Lurking below the turbulent oceans of primeval Earth once swam a menagerie of strange and monstrous creatures that scientists are just now beginning to identify and understand. One of these remarkable new discoveries is the identification of a new type of anicent Phoebodus shark that resided in the warm primordial seas of our planet some 360 million years ago.
Until now, researchers were unsure exactly what these savage, eel-like sharks looked like, but due to the unearthing of the first nearly-complete skeleton of this ancient shark we're now getting a clearer picture of its anatomy. Because shark skeletons are made up of soft cartilage, instead of fossilized bone, their remains tend to deteriorate and disappear easily over time, making this eventful find a reason for celebration.
Phoebodus sharks grew to about four feet long and lived ages prior to larger, land-dwelling dinosaurs thundering onto the global scene. A fortuitous discovery in the Anti-Atlas Mountains in Morocco by the regional Berber people delivered this rare fossilized specimen of the beast found embedded in the prehistoric marine layer sediment known to be between 360-370 million years old.
A new study published last week in the online journal The Royal Society proclaimed these findings.
"The fossils are so well preserved," Frey explained to Live Science. "We were really happy about this discovery. The fossils were very well preserved because they were sitting in low-oxygen conditions, where decomposing organisms couldn't pick them apart."
Once the shark carcass was spotted, these indigenous North African residents immediately carried the fragile fossil to Christian Klug, a paleobiologist working at the University of Zurich and senior study author of the study, who quickly realized the specimen didn't belong to "a normal fish."
Careful analysis of the remains by the University of Zurich team comprised of Linda Frey, Michael Coates, Michał Ginter, Vachik Hairapetian, Martin Rücklin, Iwan Jerjen, and Klug revealed that the weird creature had a streamlined, eel-like body and an elongated snout resembling the modern frilled shark (Chlamydoselachus anguineus), even though the two species of sharks are totally unrelated.

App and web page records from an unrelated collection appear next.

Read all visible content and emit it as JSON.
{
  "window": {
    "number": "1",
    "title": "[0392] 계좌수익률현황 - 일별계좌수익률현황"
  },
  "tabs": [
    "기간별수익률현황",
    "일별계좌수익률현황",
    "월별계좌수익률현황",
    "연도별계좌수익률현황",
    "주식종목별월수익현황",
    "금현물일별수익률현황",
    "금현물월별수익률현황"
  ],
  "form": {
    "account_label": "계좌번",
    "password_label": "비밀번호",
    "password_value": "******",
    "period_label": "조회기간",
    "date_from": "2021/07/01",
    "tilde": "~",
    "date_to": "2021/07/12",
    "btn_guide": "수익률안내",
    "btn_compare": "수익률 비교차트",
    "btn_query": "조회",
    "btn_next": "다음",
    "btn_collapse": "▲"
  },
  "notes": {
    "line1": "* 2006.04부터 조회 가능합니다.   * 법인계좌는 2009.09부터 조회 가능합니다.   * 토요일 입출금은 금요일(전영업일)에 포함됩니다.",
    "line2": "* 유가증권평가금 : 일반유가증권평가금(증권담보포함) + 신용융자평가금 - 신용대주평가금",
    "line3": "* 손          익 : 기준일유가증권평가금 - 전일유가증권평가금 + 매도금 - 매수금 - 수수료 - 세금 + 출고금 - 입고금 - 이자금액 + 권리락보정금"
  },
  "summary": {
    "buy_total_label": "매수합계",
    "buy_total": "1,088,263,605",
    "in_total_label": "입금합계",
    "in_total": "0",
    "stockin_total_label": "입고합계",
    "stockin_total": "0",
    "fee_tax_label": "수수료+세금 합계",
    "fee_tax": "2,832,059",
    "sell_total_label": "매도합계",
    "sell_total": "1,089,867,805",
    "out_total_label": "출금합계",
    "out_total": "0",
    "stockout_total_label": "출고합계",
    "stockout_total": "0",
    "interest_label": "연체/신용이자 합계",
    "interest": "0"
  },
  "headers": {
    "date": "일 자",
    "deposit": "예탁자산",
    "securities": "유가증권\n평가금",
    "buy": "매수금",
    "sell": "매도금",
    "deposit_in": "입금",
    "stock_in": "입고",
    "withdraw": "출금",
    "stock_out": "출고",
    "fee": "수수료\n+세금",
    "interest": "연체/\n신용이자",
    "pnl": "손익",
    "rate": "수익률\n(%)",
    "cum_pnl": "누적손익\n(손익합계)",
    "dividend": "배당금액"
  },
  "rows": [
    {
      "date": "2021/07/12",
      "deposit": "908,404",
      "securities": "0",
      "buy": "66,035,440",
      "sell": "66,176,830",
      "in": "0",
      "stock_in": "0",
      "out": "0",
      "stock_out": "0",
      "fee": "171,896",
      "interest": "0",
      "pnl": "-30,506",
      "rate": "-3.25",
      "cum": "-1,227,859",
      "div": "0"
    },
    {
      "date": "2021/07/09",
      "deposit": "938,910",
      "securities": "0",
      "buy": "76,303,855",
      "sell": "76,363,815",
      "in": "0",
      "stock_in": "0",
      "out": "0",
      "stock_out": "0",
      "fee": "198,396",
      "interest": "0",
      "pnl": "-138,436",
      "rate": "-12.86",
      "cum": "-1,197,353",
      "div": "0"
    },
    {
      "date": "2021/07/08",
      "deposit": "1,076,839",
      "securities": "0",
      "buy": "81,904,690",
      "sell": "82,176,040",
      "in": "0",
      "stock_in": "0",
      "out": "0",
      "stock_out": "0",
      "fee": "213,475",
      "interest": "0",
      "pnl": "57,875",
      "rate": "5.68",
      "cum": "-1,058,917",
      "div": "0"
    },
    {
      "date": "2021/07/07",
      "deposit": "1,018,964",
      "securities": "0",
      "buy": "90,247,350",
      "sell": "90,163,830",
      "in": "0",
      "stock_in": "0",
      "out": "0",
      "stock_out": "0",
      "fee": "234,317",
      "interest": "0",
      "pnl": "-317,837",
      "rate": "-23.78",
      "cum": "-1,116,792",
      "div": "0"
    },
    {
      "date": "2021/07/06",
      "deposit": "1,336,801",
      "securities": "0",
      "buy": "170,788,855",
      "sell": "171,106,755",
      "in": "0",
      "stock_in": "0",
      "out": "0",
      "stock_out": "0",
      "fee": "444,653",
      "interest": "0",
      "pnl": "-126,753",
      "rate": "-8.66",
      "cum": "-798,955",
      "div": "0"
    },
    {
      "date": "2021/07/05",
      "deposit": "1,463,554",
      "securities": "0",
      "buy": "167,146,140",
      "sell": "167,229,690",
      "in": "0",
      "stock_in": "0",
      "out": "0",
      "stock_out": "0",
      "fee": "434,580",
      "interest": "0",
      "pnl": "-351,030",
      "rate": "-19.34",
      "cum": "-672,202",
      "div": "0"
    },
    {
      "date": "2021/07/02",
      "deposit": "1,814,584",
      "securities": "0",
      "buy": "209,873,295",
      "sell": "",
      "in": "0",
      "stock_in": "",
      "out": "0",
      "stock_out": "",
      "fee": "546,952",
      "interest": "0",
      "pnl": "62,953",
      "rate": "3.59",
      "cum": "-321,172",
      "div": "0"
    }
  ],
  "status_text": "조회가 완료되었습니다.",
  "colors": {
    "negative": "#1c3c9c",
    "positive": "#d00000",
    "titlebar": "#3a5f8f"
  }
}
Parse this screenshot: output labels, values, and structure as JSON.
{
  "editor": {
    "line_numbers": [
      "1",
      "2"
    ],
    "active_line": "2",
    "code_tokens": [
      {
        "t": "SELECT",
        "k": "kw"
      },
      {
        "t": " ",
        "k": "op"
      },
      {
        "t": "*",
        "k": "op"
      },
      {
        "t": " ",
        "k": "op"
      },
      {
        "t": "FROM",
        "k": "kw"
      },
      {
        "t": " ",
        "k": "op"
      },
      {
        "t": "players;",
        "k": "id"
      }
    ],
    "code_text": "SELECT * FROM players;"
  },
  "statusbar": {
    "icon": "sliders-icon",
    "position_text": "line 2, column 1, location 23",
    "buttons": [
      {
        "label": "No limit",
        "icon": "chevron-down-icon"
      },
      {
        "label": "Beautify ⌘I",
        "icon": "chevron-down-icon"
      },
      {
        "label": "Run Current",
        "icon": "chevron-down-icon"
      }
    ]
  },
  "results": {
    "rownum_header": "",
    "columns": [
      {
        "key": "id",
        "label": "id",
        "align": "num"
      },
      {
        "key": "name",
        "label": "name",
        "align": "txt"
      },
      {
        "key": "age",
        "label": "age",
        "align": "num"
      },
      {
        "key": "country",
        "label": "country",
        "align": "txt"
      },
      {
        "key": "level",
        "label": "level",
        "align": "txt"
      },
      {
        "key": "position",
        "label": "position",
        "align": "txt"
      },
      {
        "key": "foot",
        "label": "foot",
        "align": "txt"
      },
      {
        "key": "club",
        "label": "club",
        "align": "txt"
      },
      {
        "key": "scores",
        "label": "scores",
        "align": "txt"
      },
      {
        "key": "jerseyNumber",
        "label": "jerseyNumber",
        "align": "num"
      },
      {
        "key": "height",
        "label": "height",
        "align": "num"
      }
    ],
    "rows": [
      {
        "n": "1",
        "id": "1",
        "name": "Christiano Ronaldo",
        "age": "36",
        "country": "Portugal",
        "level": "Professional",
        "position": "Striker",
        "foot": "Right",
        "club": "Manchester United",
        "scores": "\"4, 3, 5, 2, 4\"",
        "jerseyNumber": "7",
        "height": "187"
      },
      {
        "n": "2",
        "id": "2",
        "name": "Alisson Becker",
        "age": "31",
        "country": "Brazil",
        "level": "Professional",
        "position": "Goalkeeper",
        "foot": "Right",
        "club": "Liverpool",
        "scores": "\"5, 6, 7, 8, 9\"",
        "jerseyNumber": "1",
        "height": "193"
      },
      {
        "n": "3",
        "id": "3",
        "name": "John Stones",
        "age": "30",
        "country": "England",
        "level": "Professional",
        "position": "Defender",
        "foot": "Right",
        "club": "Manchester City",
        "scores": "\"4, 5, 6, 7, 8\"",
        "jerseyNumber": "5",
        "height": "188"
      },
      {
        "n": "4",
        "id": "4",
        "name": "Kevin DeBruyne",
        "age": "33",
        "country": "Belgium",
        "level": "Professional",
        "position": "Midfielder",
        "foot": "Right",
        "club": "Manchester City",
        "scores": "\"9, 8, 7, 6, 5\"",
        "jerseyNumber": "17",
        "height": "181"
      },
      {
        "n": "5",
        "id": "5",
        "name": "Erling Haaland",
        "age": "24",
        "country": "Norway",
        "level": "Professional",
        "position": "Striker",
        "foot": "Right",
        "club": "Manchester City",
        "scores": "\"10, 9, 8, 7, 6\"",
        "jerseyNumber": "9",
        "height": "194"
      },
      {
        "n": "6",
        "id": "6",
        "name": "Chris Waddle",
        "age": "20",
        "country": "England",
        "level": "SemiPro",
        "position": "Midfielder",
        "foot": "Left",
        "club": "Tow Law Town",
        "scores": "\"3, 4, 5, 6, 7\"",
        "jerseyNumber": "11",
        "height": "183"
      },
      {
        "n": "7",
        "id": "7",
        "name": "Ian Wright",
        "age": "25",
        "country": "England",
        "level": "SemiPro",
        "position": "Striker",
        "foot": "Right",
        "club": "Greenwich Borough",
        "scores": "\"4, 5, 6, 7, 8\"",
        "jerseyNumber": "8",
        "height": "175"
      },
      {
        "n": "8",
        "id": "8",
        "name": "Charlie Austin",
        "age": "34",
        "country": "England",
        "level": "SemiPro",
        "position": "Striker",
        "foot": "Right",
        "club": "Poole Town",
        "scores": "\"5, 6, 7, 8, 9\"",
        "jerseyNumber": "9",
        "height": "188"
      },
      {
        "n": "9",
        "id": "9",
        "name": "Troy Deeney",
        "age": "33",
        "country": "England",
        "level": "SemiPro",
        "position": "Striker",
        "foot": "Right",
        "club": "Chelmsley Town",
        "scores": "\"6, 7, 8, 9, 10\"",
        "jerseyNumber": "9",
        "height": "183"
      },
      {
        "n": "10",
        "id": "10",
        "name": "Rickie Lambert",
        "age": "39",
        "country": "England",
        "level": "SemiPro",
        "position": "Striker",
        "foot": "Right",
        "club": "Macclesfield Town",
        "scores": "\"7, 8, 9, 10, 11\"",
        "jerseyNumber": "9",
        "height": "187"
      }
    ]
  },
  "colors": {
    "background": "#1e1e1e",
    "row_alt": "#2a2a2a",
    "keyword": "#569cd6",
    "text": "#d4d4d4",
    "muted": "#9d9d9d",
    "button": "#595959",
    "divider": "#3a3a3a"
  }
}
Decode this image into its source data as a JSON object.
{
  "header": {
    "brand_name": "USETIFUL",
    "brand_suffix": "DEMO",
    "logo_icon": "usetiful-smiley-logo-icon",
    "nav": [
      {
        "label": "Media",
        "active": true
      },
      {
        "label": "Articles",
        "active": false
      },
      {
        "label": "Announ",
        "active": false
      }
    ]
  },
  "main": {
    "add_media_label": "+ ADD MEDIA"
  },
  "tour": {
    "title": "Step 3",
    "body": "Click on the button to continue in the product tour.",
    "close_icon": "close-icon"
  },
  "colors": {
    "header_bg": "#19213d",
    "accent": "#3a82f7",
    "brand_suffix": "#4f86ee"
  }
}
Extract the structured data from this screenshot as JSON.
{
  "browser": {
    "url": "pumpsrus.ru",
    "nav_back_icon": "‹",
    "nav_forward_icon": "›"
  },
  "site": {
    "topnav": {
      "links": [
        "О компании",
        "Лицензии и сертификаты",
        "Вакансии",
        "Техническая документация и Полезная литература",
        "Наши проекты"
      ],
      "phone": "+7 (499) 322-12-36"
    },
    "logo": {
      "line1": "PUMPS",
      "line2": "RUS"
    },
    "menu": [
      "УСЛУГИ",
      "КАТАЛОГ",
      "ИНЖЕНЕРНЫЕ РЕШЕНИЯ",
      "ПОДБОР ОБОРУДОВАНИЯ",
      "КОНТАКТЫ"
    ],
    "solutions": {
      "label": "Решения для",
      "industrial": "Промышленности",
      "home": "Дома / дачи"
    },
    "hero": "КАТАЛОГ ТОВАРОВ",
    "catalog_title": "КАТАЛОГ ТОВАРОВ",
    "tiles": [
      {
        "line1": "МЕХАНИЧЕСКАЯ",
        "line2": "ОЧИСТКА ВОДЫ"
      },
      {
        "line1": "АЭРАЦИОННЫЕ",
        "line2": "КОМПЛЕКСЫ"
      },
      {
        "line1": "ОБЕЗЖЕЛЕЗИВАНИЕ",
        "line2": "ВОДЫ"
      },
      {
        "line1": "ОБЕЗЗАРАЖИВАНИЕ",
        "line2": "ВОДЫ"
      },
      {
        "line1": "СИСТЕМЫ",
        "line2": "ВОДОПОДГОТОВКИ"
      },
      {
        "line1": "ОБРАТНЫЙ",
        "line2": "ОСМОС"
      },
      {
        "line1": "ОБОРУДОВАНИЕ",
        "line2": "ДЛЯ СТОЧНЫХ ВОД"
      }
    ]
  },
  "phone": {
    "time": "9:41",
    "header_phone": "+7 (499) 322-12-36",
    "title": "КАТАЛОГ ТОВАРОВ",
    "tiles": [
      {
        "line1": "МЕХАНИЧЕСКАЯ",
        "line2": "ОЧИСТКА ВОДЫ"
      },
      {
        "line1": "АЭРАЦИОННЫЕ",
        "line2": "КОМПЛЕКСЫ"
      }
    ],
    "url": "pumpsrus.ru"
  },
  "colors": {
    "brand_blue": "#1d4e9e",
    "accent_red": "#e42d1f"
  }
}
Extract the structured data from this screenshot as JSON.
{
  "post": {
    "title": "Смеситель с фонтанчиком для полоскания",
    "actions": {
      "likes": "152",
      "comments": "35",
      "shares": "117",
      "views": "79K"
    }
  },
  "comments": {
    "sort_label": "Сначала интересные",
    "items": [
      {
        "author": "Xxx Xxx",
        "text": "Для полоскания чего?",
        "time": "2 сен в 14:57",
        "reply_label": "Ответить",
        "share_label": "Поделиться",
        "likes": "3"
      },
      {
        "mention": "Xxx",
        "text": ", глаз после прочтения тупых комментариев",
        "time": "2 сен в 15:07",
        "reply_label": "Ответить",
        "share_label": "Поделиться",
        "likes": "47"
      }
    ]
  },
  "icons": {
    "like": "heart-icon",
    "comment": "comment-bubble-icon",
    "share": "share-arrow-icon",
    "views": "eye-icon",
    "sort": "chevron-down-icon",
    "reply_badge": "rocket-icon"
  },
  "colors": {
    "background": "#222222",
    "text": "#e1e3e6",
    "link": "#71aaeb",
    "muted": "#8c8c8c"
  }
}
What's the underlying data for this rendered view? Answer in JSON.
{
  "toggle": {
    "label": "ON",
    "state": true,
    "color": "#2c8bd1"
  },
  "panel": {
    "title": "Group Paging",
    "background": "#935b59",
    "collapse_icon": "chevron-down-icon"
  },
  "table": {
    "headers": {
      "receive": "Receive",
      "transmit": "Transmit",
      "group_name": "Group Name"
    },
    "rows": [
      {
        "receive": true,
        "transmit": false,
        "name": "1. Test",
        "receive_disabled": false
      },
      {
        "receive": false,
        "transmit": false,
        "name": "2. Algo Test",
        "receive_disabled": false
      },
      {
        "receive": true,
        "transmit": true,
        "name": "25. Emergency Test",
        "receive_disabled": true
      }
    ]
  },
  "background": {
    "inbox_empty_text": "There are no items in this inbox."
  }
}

While we're still in the dark on exactly what this sleek Phoebodus shark appeared in its natural state, this is a vital piece of the paleontological puzzle that continues to fit together in forming an accurate rendering of the toothy predatorial fish.